Two close friends were recently diagnosed with breast cancer. They’re only 38 and 41 years old. Clients have told me about their friends in their late 30s fighting other forms of cancer. The severity of their illnesses prevented them from working for several months.
Would Your Savings Last 36 Months?
A catastrophic illness is unlikely in your 30s and 40s, but it’s not impossible. Would your savings pay your bills if you were unable to work for months? The average long-term disability claim is 36 months.
Even if you wanted to return to work, a 2014 study by Dr. Reshma Jagsi revealed that a discouragingly low percentage of cancer survivors were working four years after their treatment was completed. She interviewed 746 early-stage breast cancer survivors under the age of 65. Of these women, 30% were no longer working at the time of a follow-up survey four years later; 55% of that group wanted to be working. The financial consequences could be devastating if you were unable to work.
A Solution: Disability Insurance
A disability income insurance policy is a solution if you become disabled, whether from an illness or an
injury. If you are unable to work, the policy would replace a certain percentage of your salary for the
duration of the disability or the length of the policy’s benefit period. You can either buy group disability
insurance through your job, or you can buy an individual policy through an insurance agent. If your
compensation is less than $400,000 per year, a group policy is likely sufficient.
Determine How Much You Need
First, get a handle on your annual necessities: fixed expenses (e.g., mortgage or rent, property tax if you’re a homeowner, utilities, healthcare expenses like an annual deductible) and variable expenses (e.g., groceries). Then consider other sources of income you may have (e.g., Social Security Disability Income, rental income, Veterans Affairs disability benefits). Calculate the net benefit amount you would need to pay for your basic living expenses.
Taxation of Disability Benefits
For individual disability policies, income benefits are generally exempt from income tax, and there is no limit on the amount of disability income benefits that can be received tax-free. For group disability policies, if your employer pays for the policy, disability income payments are be taxable to you. If you pay for the policy using pre-tax dollars, the disability income payments also are taxable. But if you pay for the policy using after-tax dollars, the payments are tax-free.
Definitions of Disability
Total disability (“own occupation”): the most favorable definition of disability. You’re unable to perform the major functions of your own regular occupation. If a marketing VP is unable to perform her corporate job, she’s considered disabled for the purposes of this type of definition.
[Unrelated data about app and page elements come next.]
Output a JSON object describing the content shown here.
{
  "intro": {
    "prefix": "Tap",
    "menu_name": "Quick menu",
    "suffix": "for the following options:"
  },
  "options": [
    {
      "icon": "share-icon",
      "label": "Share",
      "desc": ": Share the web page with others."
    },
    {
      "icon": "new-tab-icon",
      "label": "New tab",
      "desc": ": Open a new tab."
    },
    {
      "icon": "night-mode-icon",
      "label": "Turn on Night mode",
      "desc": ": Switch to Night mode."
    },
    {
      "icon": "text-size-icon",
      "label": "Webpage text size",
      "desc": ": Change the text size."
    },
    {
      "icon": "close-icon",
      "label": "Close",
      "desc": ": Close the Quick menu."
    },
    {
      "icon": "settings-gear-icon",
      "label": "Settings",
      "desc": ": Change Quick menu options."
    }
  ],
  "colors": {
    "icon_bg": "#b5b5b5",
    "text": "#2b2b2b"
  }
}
Partial disability: you can’t perform some duties of your own occupation, but you can perform other duties. After a period of total disability, when you can return to work and perform 50% of your duties, for example, the policy would pay a 50% disability benefit payment.
Residual disability: let’s say you earned $17,000 per month before becoming disabled. If you return to work after six months but only earn $10,000 per month, the residual disability benefit would pay you $7,000 per month.
A set amount of time (e.g., one year, five years), or until a certain age (e.g., age 65 or 70). Lifetime benefit periods aren’t widely available.
The period after disability begins until the disability benefits begin. The commonly selected period is 90 days; the longer the elimination period, the lower the premium amount.
In a group policy, usually this is 66 2/3% of your base salary.
Refers to whether and at what premium rate the policy is renewed:
Noncancelable: you have the right to renew coverage at the same rate, usually until age 65
Guaranteed Renewable: like noncancelable except that the insurance company can increase the premium (although the increase must apply to all policies that fall within a particular category, not just to your policy).
Conditionally Renewable: you must meet certain conditions to be able to renew the policy (e.g., you must be employed full-time). The insurer may raise premiums under this type of plan.